> _Task item_: A picture-free, exact copy of all the records below is the goal.

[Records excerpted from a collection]
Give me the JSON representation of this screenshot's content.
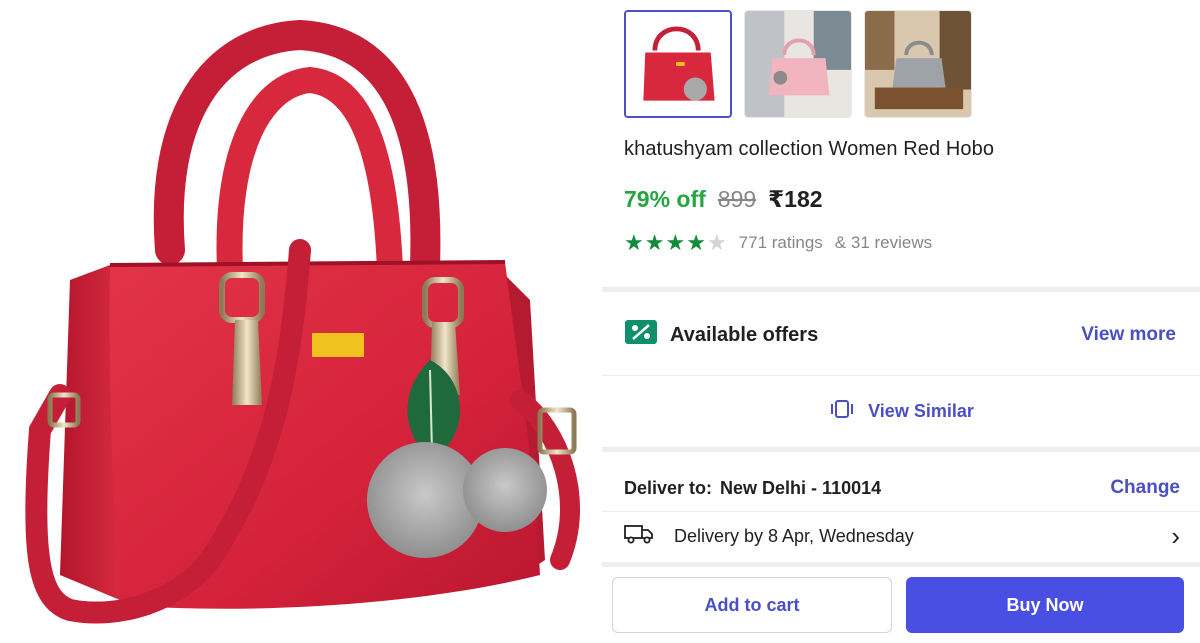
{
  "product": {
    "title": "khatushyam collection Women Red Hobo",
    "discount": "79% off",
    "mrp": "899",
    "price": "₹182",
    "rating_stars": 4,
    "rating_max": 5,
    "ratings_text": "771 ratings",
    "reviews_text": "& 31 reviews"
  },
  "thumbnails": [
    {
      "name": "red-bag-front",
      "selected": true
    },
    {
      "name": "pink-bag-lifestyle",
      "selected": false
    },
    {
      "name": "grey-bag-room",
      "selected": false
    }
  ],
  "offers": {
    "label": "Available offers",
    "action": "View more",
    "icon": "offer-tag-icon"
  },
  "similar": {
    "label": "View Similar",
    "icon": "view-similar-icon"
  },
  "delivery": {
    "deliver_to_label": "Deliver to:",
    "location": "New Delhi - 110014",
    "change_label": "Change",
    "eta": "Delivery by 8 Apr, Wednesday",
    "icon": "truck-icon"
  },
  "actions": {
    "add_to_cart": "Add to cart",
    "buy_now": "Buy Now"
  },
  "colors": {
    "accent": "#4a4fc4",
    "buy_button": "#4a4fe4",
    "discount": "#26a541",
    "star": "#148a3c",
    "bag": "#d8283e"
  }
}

> _Result of this task_:
Give me the JSON representation of this screenshot's content.
{
  "product": {
    "title": "khatushyam collection Women Red Hobo",
    "discount": "79% off",
    "mrp": "899",
    "price": "₹182",
    "rating_stars": 4,
    "rating_max": 5,
    "ratings_text": "771 ratings",
    "reviews_text": "& 31 reviews"
  },
  "thumbnails": [
    {
      "name": "red-bag-front",
      "selected": true
    },
    {
      "name": "pink-bag-lifestyle",
      "selected": false
    },
    {
      "name": "grey-bag-room",
      "selected": false
    }
  ],
  "offers": {
    "label": "Available offers",
    "action": "View more",
    "icon": "offer-tag-icon"
  },
  "similar": {
    "label": "View Similar",
    "icon": "view-similar-icon"
  },
  "delivery": {
    "deliver_to_label": "Deliver to:",
    "location": "New Delhi - 110014",
    "change_label": "Change",
    "eta": "Delivery by 8 Apr, Wednesday",
    "icon": "truck-icon"
  },
  "actions": {
    "add_to_cart": "Add to cart",
    "buy_now": "Buy Now"
  },
  "colors": {
    "accent": "#4a4fc4",
    "buy_button": "#4a4fe4",
    "discount": "#26a541",
    "star": "#148a3c",
    "bag": "#d8283e"
  }
}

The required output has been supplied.